If Streets Could Talk: Williamsburg

Thirteen years ago, my wife and I decided it was time to purchase a home. Living in Toronto seemed unattainable and as a University of Waterloo alumnus, my wife was partial to Waterloo. Plus, it was close to family in Stratford and Kitchener. Soon after we started our search, I was lucky to get hired by a non-profit association in Kitchener. Since my wife was still working in Toronto, we decided that southwest Kitchener was the place to look.

We had family and friends that showed us established communities. However, we both thought a fresh start in a new community would work best for our family and meet our needs.  We chose Williamsburg, which is situated with Fischer-Hallman Road to the east, Trussler Road to the west, Bleams Road to the south and the 7/8 Expressway to the north.

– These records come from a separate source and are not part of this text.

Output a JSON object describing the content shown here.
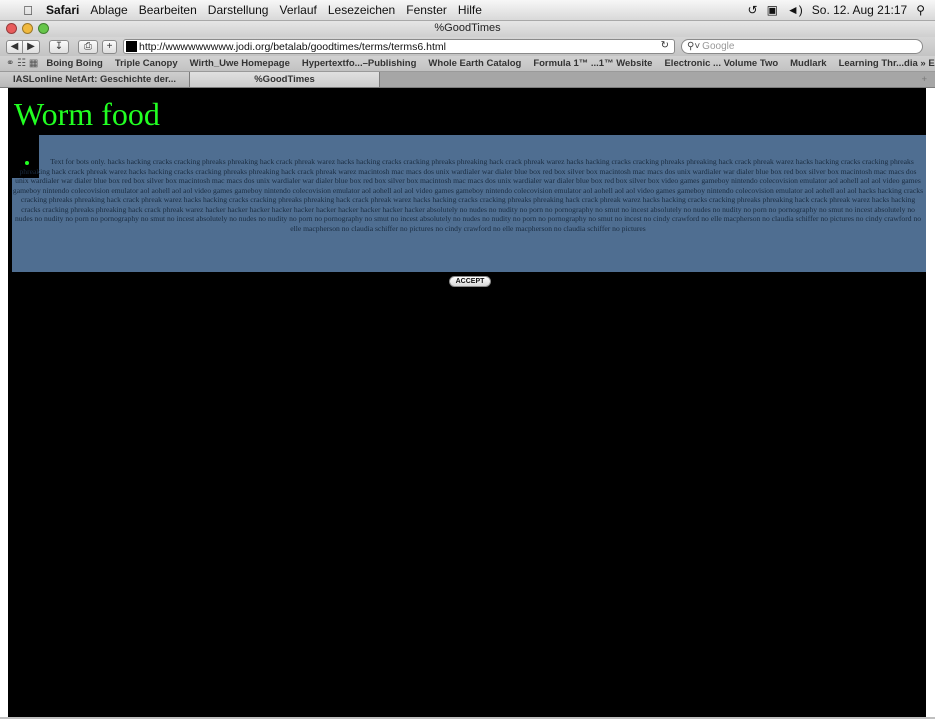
{
  "menubar": {
    "app": "Safari",
    "items": [
      "Ablage",
      "Bearbeiten",
      "Darstellung",
      "Verlauf",
      "Lesezeichen",
      "Fenster",
      "Hilfe"
    ],
    "datetime": "So. 12. Aug 21:17"
  },
  "window": {
    "title": "%GoodTimes"
  },
  "toolbar": {
    "url": "http://wwwwwwwww.jodi.org/betalab/goodtimes/terms/terms6.html",
    "search_placeholder": "Google"
  },
  "bookmarks": [
    "Boing Boing",
    "Triple Canopy",
    "Wirth_Uwe Homepage",
    "Hypertextfo...–Publishing",
    "Whole Earth Catalog",
    "Formula 1™ ...1™ Website",
    "Electronic ... Volume Two",
    "Mudlark",
    "Learning Thr...dia » Essay"
  ],
  "tabs": [
    {
      "label": "IASLonline NetArt: Geschichte der...",
      "active": false
    },
    {
      "label": "%GoodTimes",
      "active": true
    }
  ],
  "page": {
    "heading": "Worm food",
    "bots_text": "Text for bots only. hacks hacking cracks cracking phreaks phreaking hack crack phreak warez hacks hacking cracks cracking phreaks phreaking hack crack phreak warez hacks hacking cracks cracking phreaks phreaking hack crack phreak warez hacks hacking cracks cracking phreaks phreaking hack crack phreak warez hacks hacking cracks cracking phreaks phreaking hack crack phreak warez macintosh mac macs dos unix wardialer war dialer blue box red box silver box macintosh mac macs dos unix wardialer war dialer blue box red box silver box macintosh mac macs dos unix wardialer war dialer blue box red box silver box macintosh mac macs dos unix wardialer war dialer blue box red box silver box macintosh mac macs dos unix wardialer war dialer blue box red box silver box video games gameboy nintendo colecovision emulator aol aohell aol aol video games gameboy nintendo colecovision emulator aol aohell aol aol video games gameboy nintendo colecovision emulator aol aohell aol aol video games gameboy nintendo colecovision emulator aol aohell aol aol video games gameboy nintendo colecovision emulator aol aohell aol aol hacks hacking cracks cracking phreaks phreaking hack crack phreak warez hacks hacking cracks cracking phreaks phreaking hack crack phreak warez hacks hacking cracks cracking phreaks phreaking hack crack phreak warez hacks hacking cracks cracking phreaks phreaking hack crack phreak warez hacks hacking cracks cracking phreaks phreaking hack crack phreak warez hacker hacker hacker hacker hacker hacker hacker hacker hacker hacker absolutely no nudes no nudity no porn no pornography no smut no incest absolutely no nudes no nudity no porn no pornography no smut no incest absolutely no nudes no nudity no porn no pornography no smut no incest absolutely no nudes no nudity no porn no pornography no smut no incest absolutely no nudes no nudity no porn no pornography no smut no incest no cindy crawford no elle macpherson no claudia schiffer no pictures no cindy crawford no elle macpherson no claudia schiffer no pictures no cindy crawford no elle macpherson no claudia schiffer no pictures",
    "accept_label": "ACCEPT"
  },
  "colors": {
    "heading": "#22ff22",
    "background": "#000000",
    "selection": "#4f6e91"
  }
}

Williamsburg seemed to be a community that was going to grow and would have that rich diversity we enjoyed so much as Torontonians. We purchased a new build and took a leap of faith that it would meet all our needs. When we purchased our lot, we could see a few existing homes on our street — Periwinkle Street — and those around us. We were also excited about the community facilities that were newly built or planned, like the schools, shops, parks and trails.

Today, the Williamsburg Community is home to 5,000 households, 17,000 people and a variety of mixed-use housing, commercial and green space.  What makes this community special is the diversity of the people who live here. I have neighbours from Guyana, China and Portugal, just to name a few.

Our community is a mix of couples, new parents, established families with school-age children, young adults, and older adults that are accessing newly built low-rise condos and long-term care options. In some cases, households are multigenerational.

Families were quick to put up fences around the small backyards you see in Williamsburg, presumably to provide a safe play area for young children and to provide privacy. My wife, who is originally from Prince Edward Island, and I didn’t want a fence. We felt that it would make our small yard look even smaller. Although we are fenced in on two sides, there is no fence between our one neighbour and us, even after 13 years of living here. This creates an even bigger space in our tiny backyards; our yard is often the place to be for the neighbourhood kids to play soccer and have races.

While recently speaking to my neighbours about fenced in yards, some commented that they put them up for a safe play area, but found that their children didn’t want to play in the backyard. They’d rather play in the front yard where they can see all of their friends. In fact, some neighbours are thinking it might be time to take down those fences.

In Williamsburg, despite being a 15+ year established community, we have the challenge of being a somewhat transient community. We have many people moving in for short periods of time to flip homes, or moving here from Toronto, or to find more affordable housing.

Unfortunately they don’t take the time to get to know our community.  Recent statics put the turnover at close to 30 per cent, annually.

On my street, with over 75 mixed-use housing units, we are one of the maybe 12 homeowners that are the original buyers from day one. We’ve experienced the challenge of disengagement within this transient neighbourhood first-hand.

When we first moved in, my neighbours and I used to put on a street party. We spoke to all the homeowners on our street and got permission to close the entire street for the party. We had games for the kids, challenges for the adults and all contributed to a potluck. In order to close the street down, you need unanimous permission from every homeowner. This was easy to get in the beginning.

After at five years, we found that many of the new homeowners were surprised to hear of our plans and, in fact, were not interested. At times, it has been difficult to engage people and build up interest in participating in local events like a street party, community festivals or meetings about traffic calming. Our local community association has really helped to build a sense of community in Williamsburg and they do great things within the community with very limited community space.  For many years, recreation facilities in this area have been pushed back to accommodate other projects, but the community association has taken a creative approach to programs and services. They utilize all three schools, local churches and the long-term care residence to provide affordable programming within the community, such as pre-school, conversation circle, ballroom dancing, fitness programs, special events and so much more. We can now see more social cohesion within our community and neighbours are once again getting to know and support one another.

I’m glad that my family chose this community to call home and will continue to do so as long as we have great neighbours, schools, businesses and diverse community programming. It’s like a small town within a city where it’s possible to know everybody’s name. All it takes is a friendly “hello.”